> _Data listing_:

------------------------------------------------------------

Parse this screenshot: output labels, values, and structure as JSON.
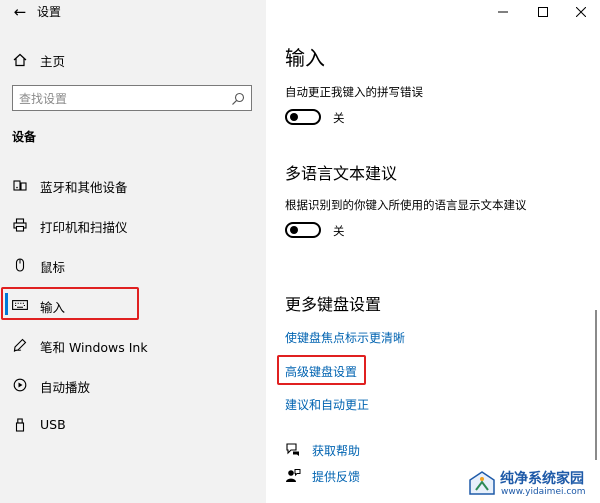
{
  "window": {
    "title": "设置",
    "back_glyph": "←",
    "controls": [
      "minimize",
      "maximize",
      "close"
    ]
  },
  "sidebar": {
    "home_label": "主页",
    "search_placeholder": "查找设置",
    "section_title": "设备",
    "items": [
      {
        "label": "蓝牙和其他设备",
        "icon": "bluetooth-devices-icon"
      },
      {
        "label": "打印机和扫描仪",
        "icon": "printer-icon"
      },
      {
        "label": "鼠标",
        "icon": "mouse-icon"
      },
      {
        "label": "输入",
        "icon": "keyboard-icon",
        "selected": true
      },
      {
        "label": "笔和 Windows Ink",
        "icon": "pen-icon"
      },
      {
        "label": "自动播放",
        "icon": "autoplay-icon"
      },
      {
        "label": "USB",
        "icon": "usb-icon"
      }
    ]
  },
  "main": {
    "title": "输入",
    "autocorrect": {
      "label": "自动更正我键入的拼写错误",
      "state": "关"
    },
    "multilingual": {
      "heading": "多语言文本建议",
      "label": "根据识别到的你键入所使用的语言显示文本建议",
      "state": "关"
    },
    "more_keyboard": {
      "heading": "更多键盘设置",
      "links": [
        "使键盘焦点标示更清晰",
        "高级键盘设置",
        "建议和自动更正"
      ]
    },
    "help": {
      "get_help": "获取帮助",
      "feedback": "提供反馈"
    }
  },
  "watermark": {
    "title": "纯净系统家园",
    "url": "www.yidaimei.com"
  },
  "colors": {
    "sidebar_bg": "#f2f2f2",
    "link": "#0063b1",
    "accent": "#0078d7",
    "highlight_box": "#e02020"
  }
}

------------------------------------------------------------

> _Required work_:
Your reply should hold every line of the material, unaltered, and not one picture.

> _Solved exercise_:
Parse this screenshot: output labels, values, and structure as JSON.
{
  "window": {
    "title": "设置",
    "back_glyph": "←",
    "controls": [
      "minimize",
      "maximize",
      "close"
    ]
  },
  "sidebar": {
    "home_label": "主页",
    "search_placeholder": "查找设置",
    "section_title": "设备",
    "items": [
      {
        "label": "蓝牙和其他设备",
        "icon": "bluetooth-devices-icon"
      },
      {
        "label": "打印机和扫描仪",
        "icon": "printer-icon"
      },
      {
        "label": "鼠标",
        "icon": "mouse-icon"
      },
      {
        "label": "输入",
        "icon": "keyboard-icon",
        "selected": true
      },
      {
        "label": "笔和 Windows Ink",
        "icon": "pen-icon"
      },
      {
        "label": "自动播放",
        "icon": "autoplay-icon"
      },
      {
        "label": "USB",
        "icon": "usb-icon"
      }
    ]
  },
  "main": {
    "title": "输入",
    "autocorrect": {
      "label": "自动更正我键入的拼写错误",
      "state": "关"
    },
    "multilingual": {
      "heading": "多语言文本建议",
      "label": "根据识别到的你键入所使用的语言显示文本建议",
      "state": "关"
    },
    "more_keyboard": {
      "heading": "更多键盘设置",
      "links": [
        "使键盘焦点标示更清晰",
        "高级键盘设置",
        "建议和自动更正"
      ]
    },
    "help": {
      "get_help": "获取帮助",
      "feedback": "提供反馈"
    }
  },
  "watermark": {
    "title": "纯净系统家园",
    "url": "www.yidaimei.com"
  },
  "colors": {
    "sidebar_bg": "#f2f2f2",
    "link": "#0063b1",
    "accent": "#0078d7",
    "highlight_box": "#e02020"
  }
}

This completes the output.